There’s one somewhat neutral-effect proposal on the men’s side, which would have a quite limited effect.

Shot Clock: Shot clocks could, but will not be required, to display tenths of a second, as game clocks do. That might help in some of the few situations where the clock is really close to expiring on an out-of-bounds play, but other than that the effects seem minimal. Still, it probably doesn’t hurt anything, other than add more expense to provide retrofitted clocks and controlling software to the timekeeping systems.

Finally, there’s the truly ugly. Included in the committee’s proposal is a horrific test to allow six fouls – in some situations –– before player disqualification.

Foul Structure: An experimental rule which, if approved, would be tested during the 2022 NIT, would allow a total of six fouls before a player is disqualified, but would also disqualify a player who is called for four fouls in either half.

For example, a player who picks up four fouls in the first half would have to sit out the rest of the game. If a player has one foul in the first half, he would be disqualified after picking up four in the second half. If a player has three fouls in the first half, he would be disqualified after being called for three fouls in the second half.

The problems with this scenario are many. For example, a player who commits no fouls in the first half would be disqualified if he commits four in the second. That penalizes players who are more involved in the (usually) more intense second half, and who managed to keep out of the foul column in the first 20 minutes.

Inconsistently, players could be disqualified after committing a total of four, five or six fouls in a game. That’s going to be more difficult to keep track of, for both players and coaches. Scoreboards in many venues won’t be able to display the many different foul scenarios in play. Statistics systems will have to be rewritten and modified.

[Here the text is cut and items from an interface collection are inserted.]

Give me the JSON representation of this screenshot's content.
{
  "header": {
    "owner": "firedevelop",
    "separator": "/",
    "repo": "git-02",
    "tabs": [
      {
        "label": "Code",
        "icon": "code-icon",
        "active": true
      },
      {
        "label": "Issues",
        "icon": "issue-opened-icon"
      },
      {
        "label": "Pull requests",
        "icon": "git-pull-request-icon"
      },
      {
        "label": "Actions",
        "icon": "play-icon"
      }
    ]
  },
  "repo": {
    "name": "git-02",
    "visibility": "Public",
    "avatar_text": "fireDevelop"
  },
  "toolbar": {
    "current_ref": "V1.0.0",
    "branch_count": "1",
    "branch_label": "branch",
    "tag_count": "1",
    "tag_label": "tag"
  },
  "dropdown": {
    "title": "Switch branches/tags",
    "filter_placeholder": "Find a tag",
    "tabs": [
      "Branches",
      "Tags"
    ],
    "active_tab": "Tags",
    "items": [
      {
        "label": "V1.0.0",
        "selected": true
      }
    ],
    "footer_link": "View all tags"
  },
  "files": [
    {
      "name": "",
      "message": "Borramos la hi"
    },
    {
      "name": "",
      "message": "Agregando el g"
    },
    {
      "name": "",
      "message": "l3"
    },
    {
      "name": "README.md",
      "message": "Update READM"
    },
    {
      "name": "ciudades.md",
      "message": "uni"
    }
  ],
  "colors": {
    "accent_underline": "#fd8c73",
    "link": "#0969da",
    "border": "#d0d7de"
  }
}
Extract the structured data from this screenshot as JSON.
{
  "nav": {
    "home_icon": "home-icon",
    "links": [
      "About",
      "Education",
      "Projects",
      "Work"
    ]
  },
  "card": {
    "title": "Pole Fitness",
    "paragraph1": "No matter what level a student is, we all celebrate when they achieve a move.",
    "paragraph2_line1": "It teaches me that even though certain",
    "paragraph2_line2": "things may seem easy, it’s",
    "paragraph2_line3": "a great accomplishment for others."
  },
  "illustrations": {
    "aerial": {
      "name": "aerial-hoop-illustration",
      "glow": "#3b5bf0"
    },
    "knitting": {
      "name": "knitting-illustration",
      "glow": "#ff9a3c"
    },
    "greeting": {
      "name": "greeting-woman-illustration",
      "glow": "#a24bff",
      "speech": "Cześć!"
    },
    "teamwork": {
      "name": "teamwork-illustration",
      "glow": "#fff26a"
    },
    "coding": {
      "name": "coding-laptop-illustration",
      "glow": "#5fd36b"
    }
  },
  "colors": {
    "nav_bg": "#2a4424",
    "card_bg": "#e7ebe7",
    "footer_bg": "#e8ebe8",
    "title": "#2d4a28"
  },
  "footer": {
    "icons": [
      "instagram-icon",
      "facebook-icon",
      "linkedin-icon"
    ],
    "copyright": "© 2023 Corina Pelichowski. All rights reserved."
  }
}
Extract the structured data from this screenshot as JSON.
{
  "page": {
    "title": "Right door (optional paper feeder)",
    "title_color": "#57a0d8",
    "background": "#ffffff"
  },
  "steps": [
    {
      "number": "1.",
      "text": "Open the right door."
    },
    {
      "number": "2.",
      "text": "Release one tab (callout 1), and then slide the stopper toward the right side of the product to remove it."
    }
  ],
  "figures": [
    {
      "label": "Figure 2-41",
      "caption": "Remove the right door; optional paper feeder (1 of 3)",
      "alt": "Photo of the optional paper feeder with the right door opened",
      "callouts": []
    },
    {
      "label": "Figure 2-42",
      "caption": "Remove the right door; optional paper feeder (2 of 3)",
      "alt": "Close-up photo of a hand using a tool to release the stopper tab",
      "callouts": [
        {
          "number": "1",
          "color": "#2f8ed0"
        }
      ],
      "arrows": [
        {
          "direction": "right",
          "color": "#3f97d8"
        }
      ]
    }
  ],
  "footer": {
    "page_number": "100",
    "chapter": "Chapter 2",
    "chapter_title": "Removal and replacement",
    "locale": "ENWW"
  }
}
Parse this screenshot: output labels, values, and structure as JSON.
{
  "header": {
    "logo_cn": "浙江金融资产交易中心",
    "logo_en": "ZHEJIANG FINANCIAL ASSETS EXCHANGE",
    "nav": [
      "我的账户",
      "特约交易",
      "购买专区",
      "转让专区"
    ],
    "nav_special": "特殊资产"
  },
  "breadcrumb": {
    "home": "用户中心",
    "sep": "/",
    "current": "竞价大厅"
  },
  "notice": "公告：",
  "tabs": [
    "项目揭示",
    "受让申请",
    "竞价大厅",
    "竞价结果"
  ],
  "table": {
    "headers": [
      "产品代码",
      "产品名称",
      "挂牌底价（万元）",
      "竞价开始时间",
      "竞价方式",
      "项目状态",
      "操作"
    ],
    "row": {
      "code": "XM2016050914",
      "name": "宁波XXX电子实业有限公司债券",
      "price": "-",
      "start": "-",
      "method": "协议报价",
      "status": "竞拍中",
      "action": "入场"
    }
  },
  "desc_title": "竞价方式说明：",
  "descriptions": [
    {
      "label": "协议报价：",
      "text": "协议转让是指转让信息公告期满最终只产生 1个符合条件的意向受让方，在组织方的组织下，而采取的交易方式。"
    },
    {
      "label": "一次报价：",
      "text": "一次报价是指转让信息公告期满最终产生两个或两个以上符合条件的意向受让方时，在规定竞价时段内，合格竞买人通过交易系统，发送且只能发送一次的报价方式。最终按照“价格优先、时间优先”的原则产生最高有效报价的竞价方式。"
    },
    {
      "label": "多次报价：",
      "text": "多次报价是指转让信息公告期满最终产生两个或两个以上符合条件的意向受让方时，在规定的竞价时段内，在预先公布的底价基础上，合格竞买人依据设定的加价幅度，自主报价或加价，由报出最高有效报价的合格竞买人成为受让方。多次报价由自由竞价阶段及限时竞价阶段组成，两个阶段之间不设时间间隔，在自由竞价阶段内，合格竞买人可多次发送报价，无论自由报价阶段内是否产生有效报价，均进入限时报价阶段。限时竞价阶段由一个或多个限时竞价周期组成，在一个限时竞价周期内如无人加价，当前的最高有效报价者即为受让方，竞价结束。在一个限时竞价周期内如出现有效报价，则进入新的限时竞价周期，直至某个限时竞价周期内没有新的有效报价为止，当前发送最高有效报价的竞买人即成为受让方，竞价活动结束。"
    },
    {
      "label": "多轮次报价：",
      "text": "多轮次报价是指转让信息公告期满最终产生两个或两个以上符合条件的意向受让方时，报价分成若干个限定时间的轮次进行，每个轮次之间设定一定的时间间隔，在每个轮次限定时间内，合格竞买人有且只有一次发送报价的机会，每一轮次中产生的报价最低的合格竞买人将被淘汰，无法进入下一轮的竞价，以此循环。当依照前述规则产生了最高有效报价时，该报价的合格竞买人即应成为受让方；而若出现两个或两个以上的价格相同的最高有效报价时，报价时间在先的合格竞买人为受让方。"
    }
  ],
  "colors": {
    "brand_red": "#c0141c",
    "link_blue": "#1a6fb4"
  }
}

The motivation behind allowing six fouls in a game is clear. Fans and advertisers want to see stars on the court, not pinned to the bench in foul trouble. To that end, conversations and experiments involving six fouls per individual have been around for a long time. The Big East and the TAAC (now the Atlantic Sun) had that rule in its conference games from 1990-92, and quite predictably, fouls per game peaked in the Big East in the last year of that test, making games even longer with more slogs to the free throw line. Apparently, that failed experiment of three decades ago escaped the attention of the current committee.

Granted, an extra foul allowed per player would keep them on the court longer, but this proposed rule short-circuits that by removing players with as few as four fouls. If that’s the goal, why have a rule that cuts the six-foul allowance off at the knees?

Hopefully, the experiment in next year’s NIT is the end of this horrendous proposal.